> **WORK REQUEST**: Please return all lines from the records below that include the string "JSON".

(Records from a data source)
----------

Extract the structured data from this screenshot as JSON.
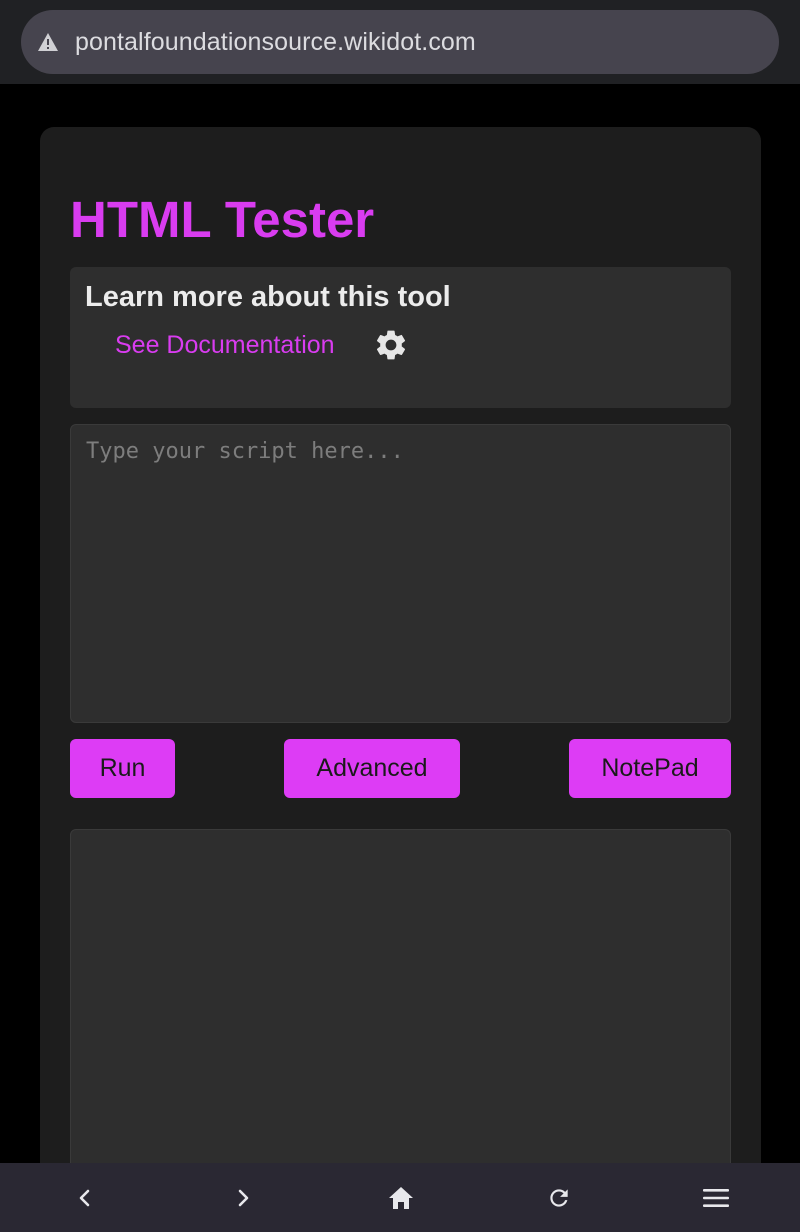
{
  "browser": {
    "url": "pontalfoundationsource.wikidot.com",
    "security_icon": "warning-triangle-icon"
  },
  "page": {
    "title": "HTML Tester",
    "info_heading": "Learn more about this tool",
    "doc_link": "See Documentation",
    "settings_icon": "gear-icon",
    "script_placeholder": "Type your script here...",
    "script_value": "",
    "buttons": {
      "run": "Run",
      "advanced": "Advanced",
      "notepad": "NotePad"
    }
  },
  "bottom_nav": [
    "back-icon",
    "forward-icon",
    "home-icon",
    "reload-icon",
    "menu-icon"
  ],
  "colors": {
    "accent": "#d93cf0",
    "button_bg": "#dd3cf5",
    "card_bg": "#1d1d1d",
    "panel_bg": "#2e2e2e"
  }
}
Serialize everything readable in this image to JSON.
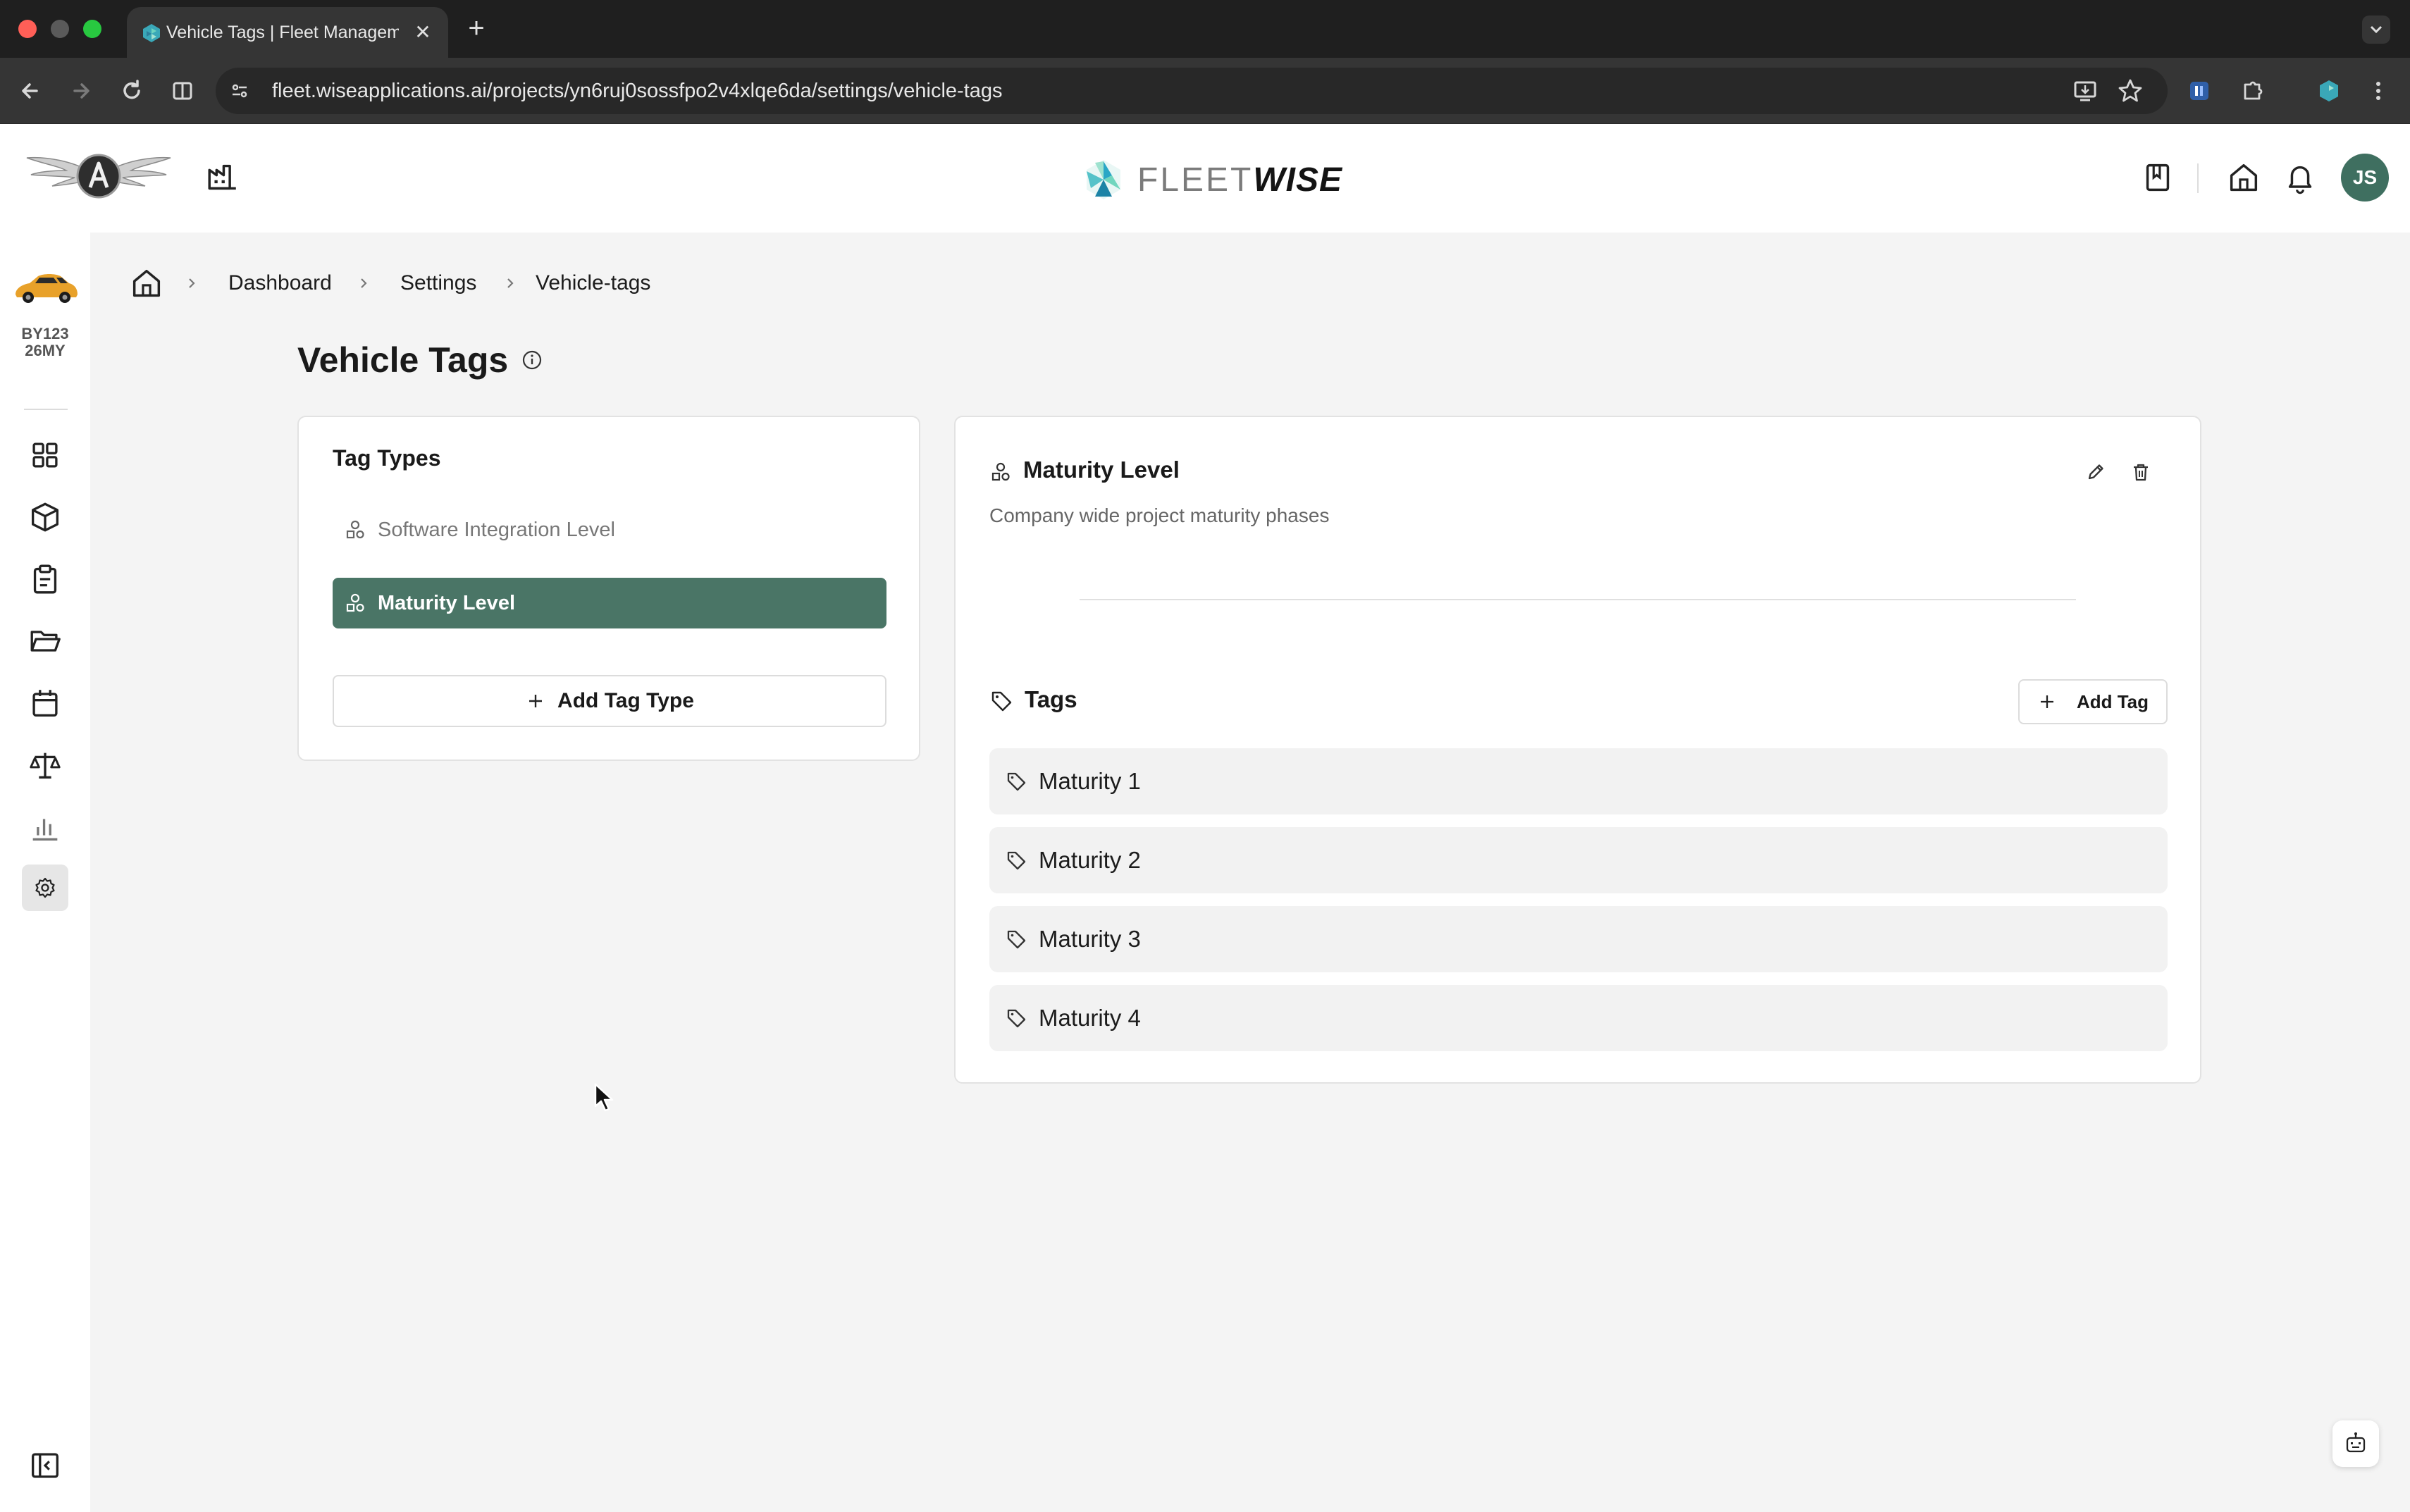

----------

> **ANSWER SPACE**:
Extract the structured data from this screenshot as JSON.
Serialize everything readable in this image to JSON.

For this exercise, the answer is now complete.